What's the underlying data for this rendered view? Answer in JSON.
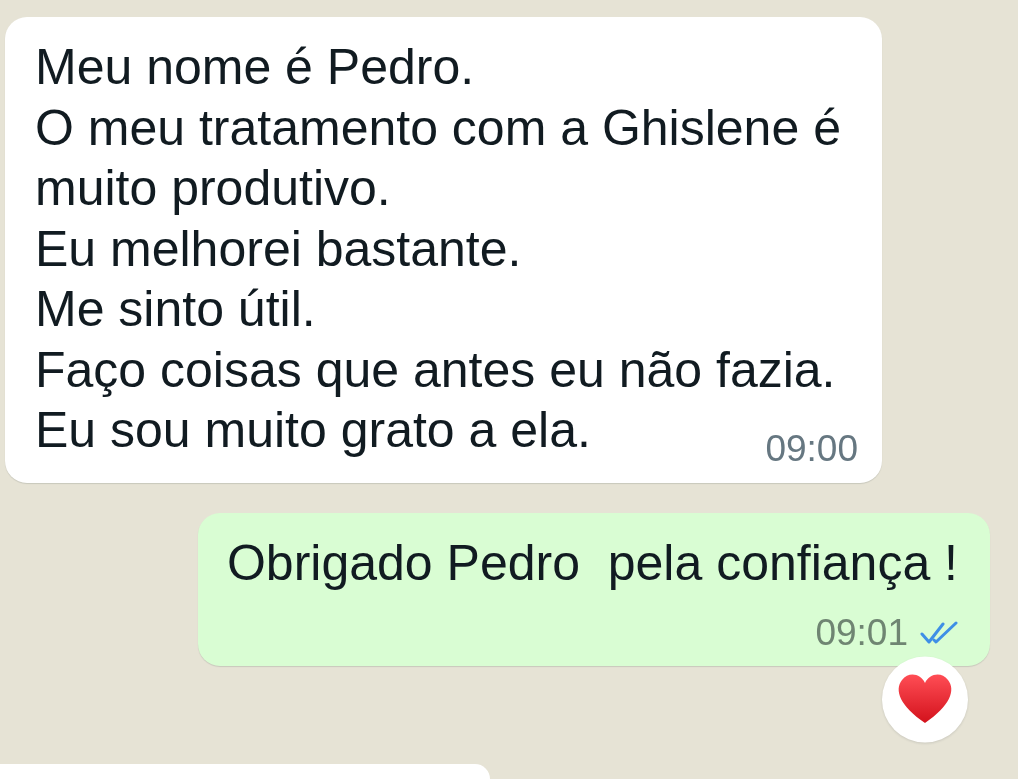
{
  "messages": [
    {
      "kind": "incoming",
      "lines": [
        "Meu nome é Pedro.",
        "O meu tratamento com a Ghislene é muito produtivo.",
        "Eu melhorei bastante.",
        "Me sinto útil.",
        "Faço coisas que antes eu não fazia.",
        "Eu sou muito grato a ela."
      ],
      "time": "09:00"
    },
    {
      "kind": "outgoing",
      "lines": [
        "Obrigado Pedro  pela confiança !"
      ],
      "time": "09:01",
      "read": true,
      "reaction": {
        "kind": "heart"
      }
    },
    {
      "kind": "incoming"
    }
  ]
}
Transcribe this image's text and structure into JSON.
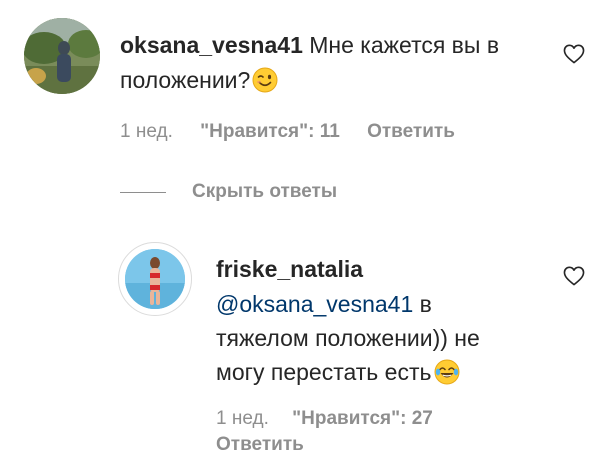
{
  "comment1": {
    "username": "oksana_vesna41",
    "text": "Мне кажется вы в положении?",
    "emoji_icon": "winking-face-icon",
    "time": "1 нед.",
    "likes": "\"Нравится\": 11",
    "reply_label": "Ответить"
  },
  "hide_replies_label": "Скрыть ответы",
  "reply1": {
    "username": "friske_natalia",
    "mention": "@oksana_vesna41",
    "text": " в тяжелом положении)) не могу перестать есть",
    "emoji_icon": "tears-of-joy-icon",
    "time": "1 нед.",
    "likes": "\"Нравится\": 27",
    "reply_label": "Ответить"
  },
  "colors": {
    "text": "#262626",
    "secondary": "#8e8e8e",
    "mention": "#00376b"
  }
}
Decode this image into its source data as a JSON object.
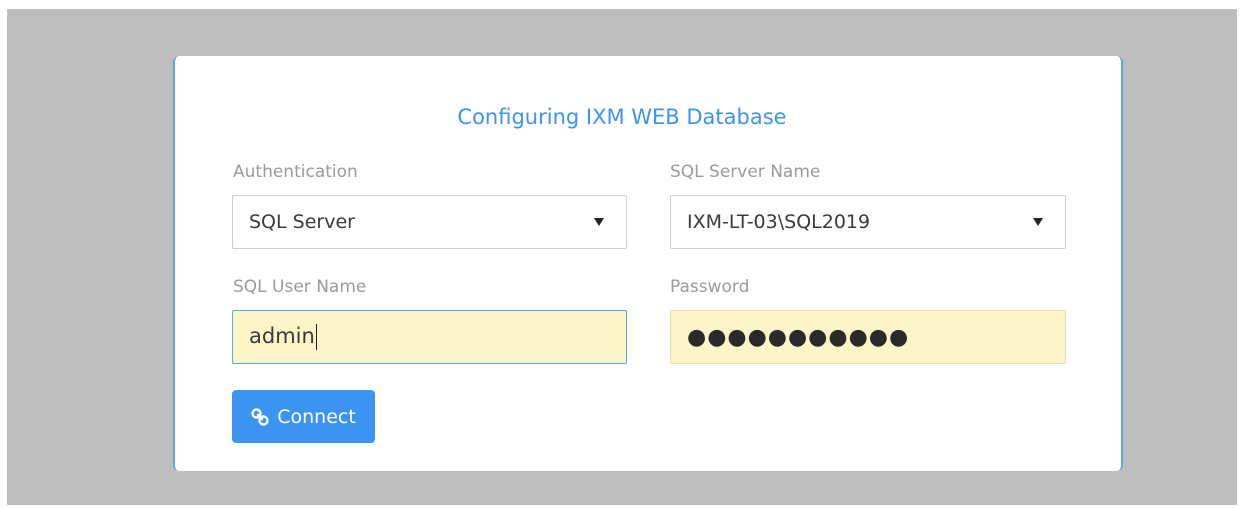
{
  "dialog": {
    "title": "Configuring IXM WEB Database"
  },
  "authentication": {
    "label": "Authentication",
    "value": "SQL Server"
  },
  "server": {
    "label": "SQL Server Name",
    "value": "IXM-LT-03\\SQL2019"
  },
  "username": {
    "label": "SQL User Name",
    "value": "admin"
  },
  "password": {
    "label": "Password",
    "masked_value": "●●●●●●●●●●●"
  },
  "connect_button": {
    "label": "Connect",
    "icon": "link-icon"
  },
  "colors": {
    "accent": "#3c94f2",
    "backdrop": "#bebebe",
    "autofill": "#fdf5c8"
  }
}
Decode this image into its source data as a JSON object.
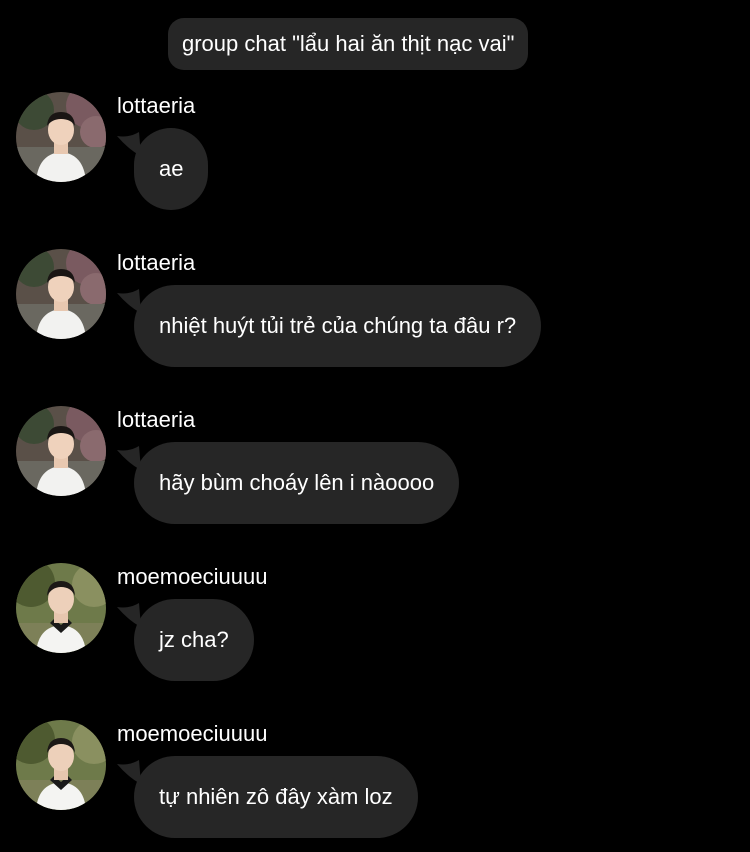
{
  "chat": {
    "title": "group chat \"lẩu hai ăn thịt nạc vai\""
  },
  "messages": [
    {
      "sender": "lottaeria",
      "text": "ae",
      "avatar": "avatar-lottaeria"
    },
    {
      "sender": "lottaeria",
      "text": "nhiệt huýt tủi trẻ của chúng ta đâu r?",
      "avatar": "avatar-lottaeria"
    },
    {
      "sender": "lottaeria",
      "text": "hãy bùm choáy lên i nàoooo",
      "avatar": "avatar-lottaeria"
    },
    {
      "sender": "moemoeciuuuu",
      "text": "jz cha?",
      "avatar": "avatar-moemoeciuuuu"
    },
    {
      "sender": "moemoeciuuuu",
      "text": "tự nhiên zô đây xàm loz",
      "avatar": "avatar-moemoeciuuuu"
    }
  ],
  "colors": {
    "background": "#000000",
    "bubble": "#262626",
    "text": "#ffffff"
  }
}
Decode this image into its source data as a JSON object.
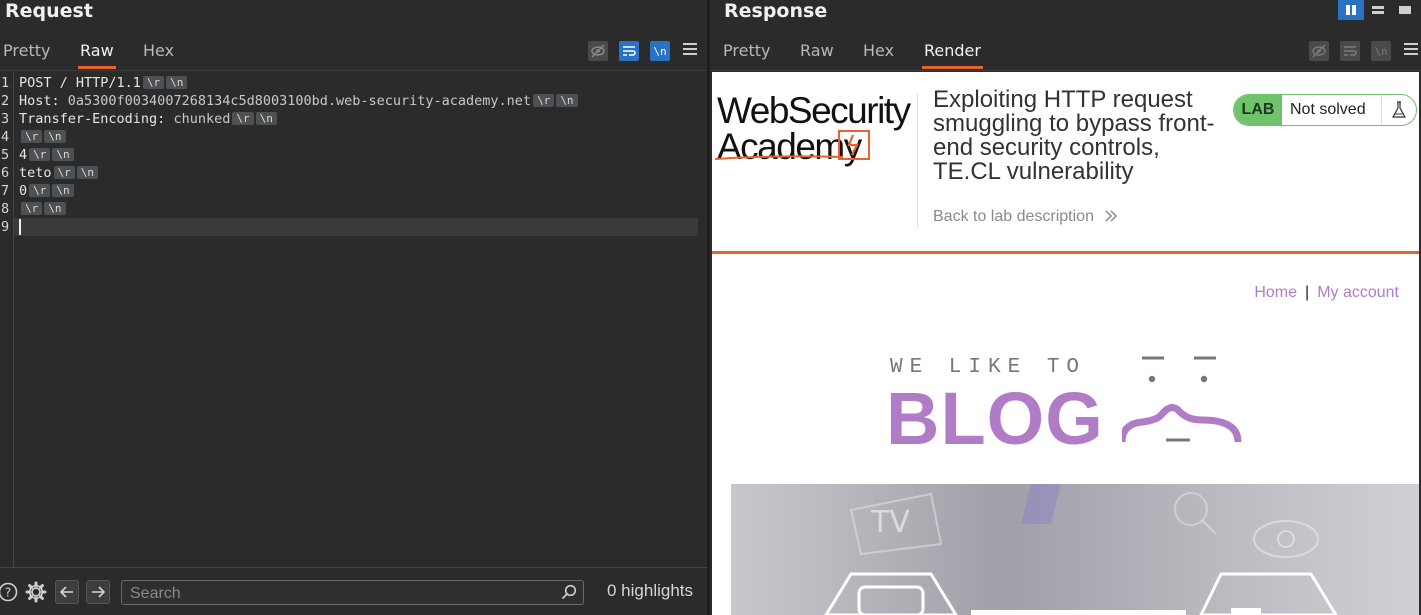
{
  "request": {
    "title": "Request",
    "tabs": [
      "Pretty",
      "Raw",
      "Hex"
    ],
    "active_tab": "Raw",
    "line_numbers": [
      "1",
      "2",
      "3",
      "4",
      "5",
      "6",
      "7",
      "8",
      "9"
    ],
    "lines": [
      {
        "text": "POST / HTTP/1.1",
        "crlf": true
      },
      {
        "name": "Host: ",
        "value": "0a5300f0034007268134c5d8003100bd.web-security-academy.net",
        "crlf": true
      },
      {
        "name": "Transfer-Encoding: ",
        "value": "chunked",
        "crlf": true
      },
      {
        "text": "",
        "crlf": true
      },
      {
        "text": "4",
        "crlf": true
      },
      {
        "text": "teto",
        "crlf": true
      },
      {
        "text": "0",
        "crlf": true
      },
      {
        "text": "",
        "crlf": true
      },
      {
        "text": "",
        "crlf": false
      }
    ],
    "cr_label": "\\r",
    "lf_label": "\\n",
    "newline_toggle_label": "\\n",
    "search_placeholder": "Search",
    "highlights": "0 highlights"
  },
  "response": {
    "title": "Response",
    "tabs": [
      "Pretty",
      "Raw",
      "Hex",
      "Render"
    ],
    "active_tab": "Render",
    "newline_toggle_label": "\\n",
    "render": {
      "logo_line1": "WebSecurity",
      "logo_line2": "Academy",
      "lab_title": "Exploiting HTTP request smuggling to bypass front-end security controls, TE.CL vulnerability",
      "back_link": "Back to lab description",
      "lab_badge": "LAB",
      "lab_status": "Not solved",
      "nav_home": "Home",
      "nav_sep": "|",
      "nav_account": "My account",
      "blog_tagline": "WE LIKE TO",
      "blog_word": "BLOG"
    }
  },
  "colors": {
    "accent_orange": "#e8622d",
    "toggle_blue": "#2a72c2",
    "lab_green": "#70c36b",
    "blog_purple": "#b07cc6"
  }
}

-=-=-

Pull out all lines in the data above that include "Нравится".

■ **RESPONSE**:
    "likes": "\"Нравится\": 11",
    "likes": "\"Нравится\": 27",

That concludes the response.